The Geneva School is committed to providing a PE curriculum which allows for frequent and diverse opportunities to engage in physical activities necessary to support a healthy mind and body. Second grade students learn the importance of caring for their physical bodies as a moral responsibility and as part of their reasonable service to God. Students develop and improve specific motor abilities such as balance, speed, agility, power, and coordination. The PE curriculum develops integrative movement skills and combination skills through practice and play. Students explore activities that develop motor proficiency and creative expression. At the end of the year, the students enjoy parachute and scooter play that incorporates cooperative activities. By the end of second grade, students understand the importance of regular exercise, teamwork, and expressive play and recognize integrity as part of their personal responsibility to God and others.
Field Trips and Culminating Events
Second grade’s culminating events are wonderful opportunities for students to celebrate learning in experiential ways. For example, frolicking through the Hundred Acre Wood in the Winnie-the-Pooh play or lamenting with the Hebrews in The Exodus play, second graders cultivate their moral imagination and enjoy bringing stories to life through dramatic plays. Students sing songs, memorize lines, develop gestures, and respond to cues which hone foundational skills while creating joy and inspiring wonder. Field trips are also an integral part of the second grade experience. A visit to Uncle Donald’s Farm provokes wonder and invites children to imagine life on a farm as they milk a goat, feed cows, and learn fascinating facts about the farm animals. The SALT Serveathon develops compassion for homeless people as students make blessing bags that are distributed to the homeless in Orlando. As a final event, second graders experience Egypt Day and reflect upon their growing understanding of an ancient culture’s history, religion, and art.
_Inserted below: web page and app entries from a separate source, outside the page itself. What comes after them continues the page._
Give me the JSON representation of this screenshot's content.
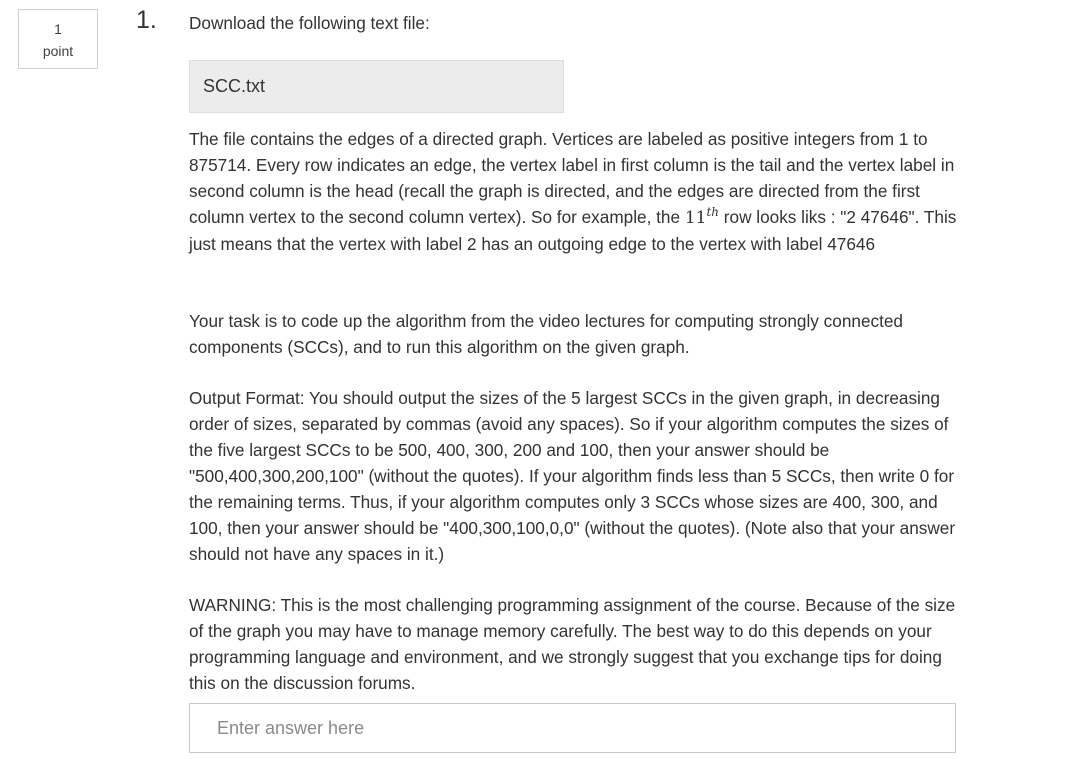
{
  "question": {
    "points_value": "1",
    "points_label": "point",
    "number": "1.",
    "intro": "Download the following text file:",
    "file_link": "SCC.txt",
    "paragraph1": {
      "before_math": "The file contains the edges of a directed graph. Vertices are labeled as positive integers from 1 to 875714. Every row indicates an edge, the vertex label in first column is the tail and the vertex label in second column is the head (recall the graph is directed, and the edges are directed from the first column vertex to the second column vertex). So for example, the ",
      "math_base": "11",
      "math_sup": "th",
      "after_math": " row looks liks : \"2 47646\". This just means that the vertex with label 2 has an outgoing edge to the vertex with label 47646"
    },
    "paragraph2": "Your task is to code up the algorithm from the video lectures for computing strongly connected components (SCCs), and to run this algorithm on the given graph.",
    "paragraph3": "Output Format: You should output the sizes of the 5 largest SCCs in the given graph, in decreasing order of sizes, separated by commas (avoid any spaces). So if your algorithm computes the sizes of the five largest SCCs to be 500, 400, 300, 200 and 100, then your answer should be \"500,400,300,200,100\" (without the quotes). If your algorithm finds less than 5 SCCs, then write 0 for the remaining terms. Thus, if your algorithm computes only 3 SCCs whose sizes are 400, 300, and 100, then your answer should be \"400,300,100,0,0\" (without the quotes). (Note also that your answer should not have any spaces in it.)",
    "paragraph4": "WARNING: This is the most challenging programming assignment of the course. Because of the size of the graph you may have to manage memory carefully. The best way to do this depends on your programming language and environment, and we strongly suggest that you exchange tips for doing this on the discussion forums.",
    "answer": {
      "value": "",
      "placeholder": "Enter answer here"
    }
  }
}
All year, second graders explore ancient Egyptian culture, building their own educational pyramids of facts and information about this fascinating people group. As the year comes to a close, the capstone of the second grade experience is celebrated through Egypt Day. Students arrive to discover and explore a hallway transformed into an ancient-Egyptian tomb filled with artifacts and Egyptian paintings created by second graders themselves in the classic composite style. Students are greeted by an archaeologist who tells them of his discovery of King Tut’s tomb and then welcomes them into the ancient tomb to see these artifacts for themselves. The day is filled with wonder and awe as students apply their knowledge of Egyptian culture at the various learning centers. Some highlights include creating a Geneva Stone in the style of the Rosetta Stone, riding in a life-size chariot, excavating artifacts buried in hardened plaster, and completing the final stages of the mummification process for their chicken mummy in the Egyptian temple. Students go home with faces painted in Egyptian style, their necks and wrists adorned with Egyptian collars and jewelry, and their minds full of rich memories of their day of adventure.
- Amazing Math Adventure
- Uncle Donald’s Farm
- Wekiva Springs Canoe Trip
- Winnie the Pooh Day
- Winnie the Pooh Play
- Velveteen Rabbit Sewing
- First Lessons and Carols
- The Exodus Play
- Egypt Day
- Closing Ceremony and Music Recital